--- Problem to work on ---
Find every line below that contains the word "arrow" and copy it out.
----- Data excerpts -----
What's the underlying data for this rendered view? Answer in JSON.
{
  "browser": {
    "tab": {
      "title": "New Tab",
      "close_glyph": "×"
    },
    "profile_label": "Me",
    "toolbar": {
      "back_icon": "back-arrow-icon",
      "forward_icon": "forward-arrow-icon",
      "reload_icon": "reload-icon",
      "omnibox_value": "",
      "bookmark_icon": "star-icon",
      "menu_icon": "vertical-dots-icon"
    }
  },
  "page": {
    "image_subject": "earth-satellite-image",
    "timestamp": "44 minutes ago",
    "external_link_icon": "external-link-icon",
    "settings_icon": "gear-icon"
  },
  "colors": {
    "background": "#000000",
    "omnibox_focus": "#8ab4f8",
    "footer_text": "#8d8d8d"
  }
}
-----
--- Task solution ---
      "back_icon": "back-arrow-icon",
      "forward_icon": "forward-arrow-icon",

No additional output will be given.